Letter sent to fans who had written to or about Pete, 1972, by John Napier
Peter Ellstrom Deuel was a brilliant earthly star. You could easily spot him in a mass of people on a crowded boulevard because he sparkled when he walked. You felt the gentleness of his soul when you looked into his penetrating eyes. When he spoke, you listened and watched intently as his hands made diagrams in the air punctuating the flow of speech that came so easily. And, his smile!!!!
I shall never forget one early morning, about 4 a.m., this past summer when Pete stood in front of my home, barefoot, in blue Jeans, looking out over the vast valley stretching far in the distance and began, in a loud, strong, beautiful voice, to recite Hamlet! Even in my sleepless stupor I was suddenly caught up in the beauty of the speech as his Hamlet reverberated against the hills. When he came near the end of the speech, the sun began to peak its brilliant head over a nearby mountain as if to pay tribute to a fine performance. “I love you Sun,” he yelled, and we broke into gales of laughter. Neighbors, be damned! It was a happy time. There were many happy times like that.
Pete loved life. He was “involved” with life.

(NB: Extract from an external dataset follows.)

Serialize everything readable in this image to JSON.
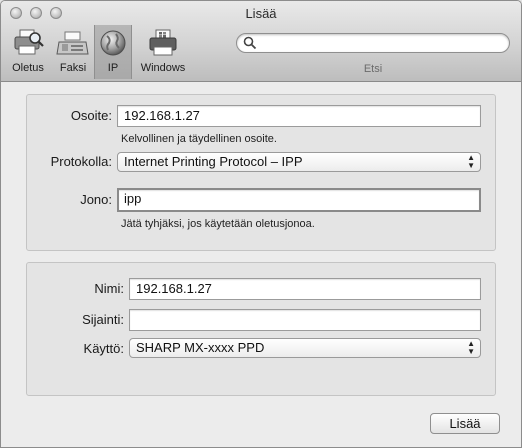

He loved being involved in movements that fought to make this world a better place in which to live and it was only natural that he gave of his time and funds to fight for the preservation of our environment. The many people who worked with him on any “cause,” whether it be political, charitable, or environmental will never forget his bright enthusiasm and unfailing energy.
I have shared days and hours with him when he was happy, sad, depressed, full of energy, exhausted, laughing, lonely, happy, angry, crying, enthusiastic, and ready to fight, play, and love. All of us go through many different and varied emotions in a given time and they are all very personal to each of us and, yet, in a way, his was no different than yours or mine. He sought peace in many ways. Peace for himself. Peace for a violent world. And when he signed his autograph for you, it was “Peace and Ecology Now”, meaning that he hoped you would obtain peace for yourself by fighting for a peaceful world and a clean environment.
His tragic, accidental death has left all of us who loved him so much in a state of shock and bewilderment. In shock because it came so suddenly, as all accidents do, without warning. Bewildered that such a young, fruitful life should suddenly be snuffed out, denying him the beauties and pleasures of future years and denying you and me the pleasures of watching his creation of different characters in performances that took us out of the realm of our own humdrum lives and transported us into his majestic world of the theatre. Much, much more than that, those of us who were close to him and shared his personal and public life will greatly miss the Peter Deuel we knew so well and the pleasure of his inspiring company. He had a great deal to live for. He had a brilliant future ahead of him. We had made many plans and it was only a matter of time until he realized his dreams and hopes.
On December 31, 1971, Pete was happy. His girlfriend, Dianne, was with him, and earlier that evening they had been opening some Christmas presents. He was cleaning a revolver which he accidentally discharged and, instantly, his young beautiful life was snuffed out. [Ed. Note: There is no evidence to support the claim made here that Peter accidentally shot himself from an unplanned discharge of the pistol while he was cleaning it.] I knew about it within five minutes.
For nearly ten years, Pete and I were friends in the truest sense of the word. For the past six years, I was his business manager and, as a result of this association, I feel I know him better than anyone except, of course, his loving mother and father, sister Pamela and brother Geoffrey.
He was my little “brother.”
Peace and Ecology Now!